## Problem description:
Scan the entries below, and for each line that includes the word "JSON", make a copy.

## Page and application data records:
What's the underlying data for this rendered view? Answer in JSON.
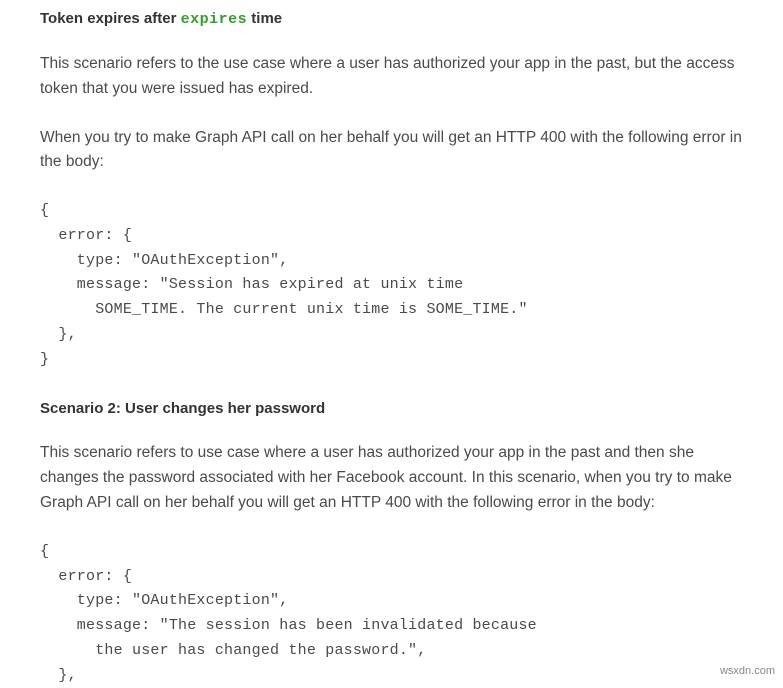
{
  "section1": {
    "heading_prefix": "Token expires after ",
    "heading_keyword": "expires",
    "heading_suffix": " time",
    "paragraph1": "This scenario refers to the use case where a user has authorized your app in the past, but the access token that you were issued has expired.",
    "paragraph2": "When you try to make Graph API call on her behalf you will get an HTTP 400 with the following error in the body:",
    "code": "{\n  error: {\n    type: \"OAuthException\",\n    message: \"Session has expired at unix time\n      SOME_TIME. The current unix time is SOME_TIME.\"\n  },\n}"
  },
  "section2": {
    "heading": "Scenario 2: User changes her password",
    "paragraph1": "This scenario refers to use case where a user has authorized your app in the past and then she changes the password associated with her Facebook account. In this scenario, when you try to make Graph API call on her behalf you will get an HTTP 400 with the following error in the body:",
    "code": "{\n  error: {\n    type: \"OAuthException\",\n    message: \"The session has been invalidated because\n      the user has changed the password.\",\n  },"
  },
  "watermark": "wsxdn.com"
}
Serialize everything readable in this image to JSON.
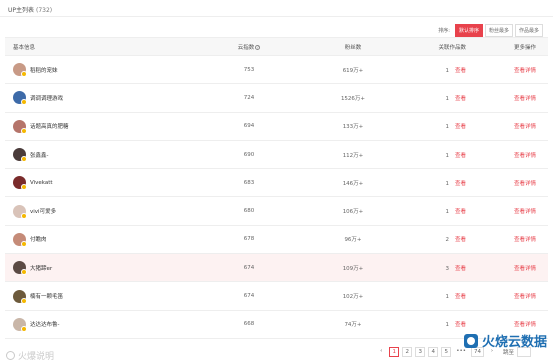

## Task response:
What's the underlying data for this rendered view? Answer in JSON.
Serialize everything readable in this image to JSON.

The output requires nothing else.